┌─ Records to process

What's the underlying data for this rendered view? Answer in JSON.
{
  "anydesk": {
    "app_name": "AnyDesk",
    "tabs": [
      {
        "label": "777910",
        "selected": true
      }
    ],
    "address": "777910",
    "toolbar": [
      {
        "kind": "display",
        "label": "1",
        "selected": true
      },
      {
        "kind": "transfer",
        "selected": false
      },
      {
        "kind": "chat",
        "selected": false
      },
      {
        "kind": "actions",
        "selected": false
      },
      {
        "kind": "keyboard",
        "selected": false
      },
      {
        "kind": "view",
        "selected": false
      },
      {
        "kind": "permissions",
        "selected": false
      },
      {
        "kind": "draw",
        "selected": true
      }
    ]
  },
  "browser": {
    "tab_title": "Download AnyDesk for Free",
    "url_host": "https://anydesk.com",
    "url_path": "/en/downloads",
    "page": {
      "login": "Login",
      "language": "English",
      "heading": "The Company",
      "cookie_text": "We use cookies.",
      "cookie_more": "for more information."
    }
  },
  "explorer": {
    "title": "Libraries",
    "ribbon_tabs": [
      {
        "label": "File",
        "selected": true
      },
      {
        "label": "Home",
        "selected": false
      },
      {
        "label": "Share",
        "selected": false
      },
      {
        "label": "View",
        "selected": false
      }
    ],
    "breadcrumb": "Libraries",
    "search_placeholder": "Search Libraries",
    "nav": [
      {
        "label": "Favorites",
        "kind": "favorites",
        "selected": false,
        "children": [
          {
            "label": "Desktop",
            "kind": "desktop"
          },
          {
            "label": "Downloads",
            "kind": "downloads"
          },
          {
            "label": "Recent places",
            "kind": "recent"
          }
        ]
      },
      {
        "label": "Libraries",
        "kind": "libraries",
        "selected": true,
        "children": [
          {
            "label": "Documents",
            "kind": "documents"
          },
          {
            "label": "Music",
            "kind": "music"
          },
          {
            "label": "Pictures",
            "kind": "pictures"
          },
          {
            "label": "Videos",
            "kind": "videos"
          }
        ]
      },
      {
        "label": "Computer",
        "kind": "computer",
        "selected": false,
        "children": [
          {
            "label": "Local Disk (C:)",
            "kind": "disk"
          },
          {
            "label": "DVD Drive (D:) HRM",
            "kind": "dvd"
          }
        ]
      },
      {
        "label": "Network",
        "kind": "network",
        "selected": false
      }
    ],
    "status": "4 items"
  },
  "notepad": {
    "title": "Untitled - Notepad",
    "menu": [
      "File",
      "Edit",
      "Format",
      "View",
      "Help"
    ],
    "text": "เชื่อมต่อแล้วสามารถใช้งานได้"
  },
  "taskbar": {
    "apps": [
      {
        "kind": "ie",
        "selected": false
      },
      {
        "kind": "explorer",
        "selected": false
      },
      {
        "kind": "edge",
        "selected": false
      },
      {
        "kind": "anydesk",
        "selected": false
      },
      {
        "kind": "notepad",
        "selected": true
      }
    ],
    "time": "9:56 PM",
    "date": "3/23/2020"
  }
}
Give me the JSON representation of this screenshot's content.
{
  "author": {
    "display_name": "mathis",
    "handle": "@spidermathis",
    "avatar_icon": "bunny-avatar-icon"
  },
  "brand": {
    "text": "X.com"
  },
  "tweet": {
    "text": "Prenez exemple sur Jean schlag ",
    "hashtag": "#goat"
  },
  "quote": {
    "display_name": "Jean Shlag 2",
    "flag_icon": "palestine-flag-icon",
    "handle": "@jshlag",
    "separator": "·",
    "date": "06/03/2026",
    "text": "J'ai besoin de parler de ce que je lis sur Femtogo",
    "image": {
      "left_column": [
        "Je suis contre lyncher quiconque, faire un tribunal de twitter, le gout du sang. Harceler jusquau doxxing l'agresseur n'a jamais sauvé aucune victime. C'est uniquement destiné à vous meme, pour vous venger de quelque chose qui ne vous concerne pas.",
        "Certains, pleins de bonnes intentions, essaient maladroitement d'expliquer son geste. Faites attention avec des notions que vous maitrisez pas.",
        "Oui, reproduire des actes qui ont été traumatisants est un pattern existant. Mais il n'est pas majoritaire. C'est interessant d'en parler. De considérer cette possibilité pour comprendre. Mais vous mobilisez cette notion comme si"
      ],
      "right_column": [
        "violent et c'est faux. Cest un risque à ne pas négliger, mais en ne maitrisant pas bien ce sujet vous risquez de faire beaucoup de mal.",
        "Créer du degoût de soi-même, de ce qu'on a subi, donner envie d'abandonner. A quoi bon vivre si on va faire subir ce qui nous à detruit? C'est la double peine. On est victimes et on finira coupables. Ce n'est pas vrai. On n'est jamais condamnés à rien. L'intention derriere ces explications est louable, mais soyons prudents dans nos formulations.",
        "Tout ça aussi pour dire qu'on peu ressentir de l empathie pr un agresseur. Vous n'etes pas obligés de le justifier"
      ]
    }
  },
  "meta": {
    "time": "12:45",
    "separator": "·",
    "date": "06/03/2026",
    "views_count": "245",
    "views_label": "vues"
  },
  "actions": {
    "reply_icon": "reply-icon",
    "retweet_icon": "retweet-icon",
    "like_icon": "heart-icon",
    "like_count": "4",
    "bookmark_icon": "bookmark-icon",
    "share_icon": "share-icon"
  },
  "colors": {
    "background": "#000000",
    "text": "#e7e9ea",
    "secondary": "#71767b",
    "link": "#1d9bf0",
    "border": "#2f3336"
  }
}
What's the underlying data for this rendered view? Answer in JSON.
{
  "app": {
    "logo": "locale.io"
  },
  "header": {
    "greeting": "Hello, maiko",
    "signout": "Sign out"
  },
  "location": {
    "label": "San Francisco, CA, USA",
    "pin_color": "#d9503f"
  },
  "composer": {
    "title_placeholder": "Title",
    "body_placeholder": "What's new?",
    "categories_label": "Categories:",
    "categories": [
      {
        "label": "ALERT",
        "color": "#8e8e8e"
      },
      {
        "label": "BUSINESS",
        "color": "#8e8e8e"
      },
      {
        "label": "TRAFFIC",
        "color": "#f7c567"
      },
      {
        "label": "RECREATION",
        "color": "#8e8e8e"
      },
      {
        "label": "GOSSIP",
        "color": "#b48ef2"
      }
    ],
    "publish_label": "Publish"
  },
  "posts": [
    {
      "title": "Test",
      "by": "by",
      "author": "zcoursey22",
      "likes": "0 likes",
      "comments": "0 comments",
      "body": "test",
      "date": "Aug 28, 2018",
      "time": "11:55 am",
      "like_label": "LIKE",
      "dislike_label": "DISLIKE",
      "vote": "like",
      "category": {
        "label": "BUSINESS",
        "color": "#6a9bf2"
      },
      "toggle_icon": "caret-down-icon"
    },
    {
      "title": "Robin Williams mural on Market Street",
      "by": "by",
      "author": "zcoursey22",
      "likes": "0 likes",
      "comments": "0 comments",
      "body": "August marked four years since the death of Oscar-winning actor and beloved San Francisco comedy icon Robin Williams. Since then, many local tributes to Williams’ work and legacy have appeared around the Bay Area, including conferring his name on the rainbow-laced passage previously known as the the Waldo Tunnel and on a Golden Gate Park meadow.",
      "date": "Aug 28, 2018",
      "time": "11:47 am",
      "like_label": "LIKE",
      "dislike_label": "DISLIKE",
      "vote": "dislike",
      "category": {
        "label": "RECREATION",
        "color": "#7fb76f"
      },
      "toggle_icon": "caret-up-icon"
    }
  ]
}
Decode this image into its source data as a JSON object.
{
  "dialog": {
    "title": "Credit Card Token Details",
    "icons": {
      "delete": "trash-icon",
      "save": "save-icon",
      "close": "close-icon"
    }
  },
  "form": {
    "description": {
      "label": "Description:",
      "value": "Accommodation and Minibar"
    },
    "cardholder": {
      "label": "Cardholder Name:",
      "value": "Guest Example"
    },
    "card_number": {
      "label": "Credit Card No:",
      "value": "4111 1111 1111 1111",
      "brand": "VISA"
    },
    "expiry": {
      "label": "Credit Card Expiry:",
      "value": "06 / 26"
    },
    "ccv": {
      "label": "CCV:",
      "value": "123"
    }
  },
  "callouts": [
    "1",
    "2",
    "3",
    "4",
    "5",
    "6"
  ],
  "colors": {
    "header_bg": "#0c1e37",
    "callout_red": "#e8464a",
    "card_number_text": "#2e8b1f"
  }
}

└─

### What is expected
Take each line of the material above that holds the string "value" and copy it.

### Reply to the exercise
      "value": "Accommodation and Minibar"
      "value": "Guest Example"
      "value": "4111 1111 1111 1111",
      "value": "06 / 26"
      "value": "123"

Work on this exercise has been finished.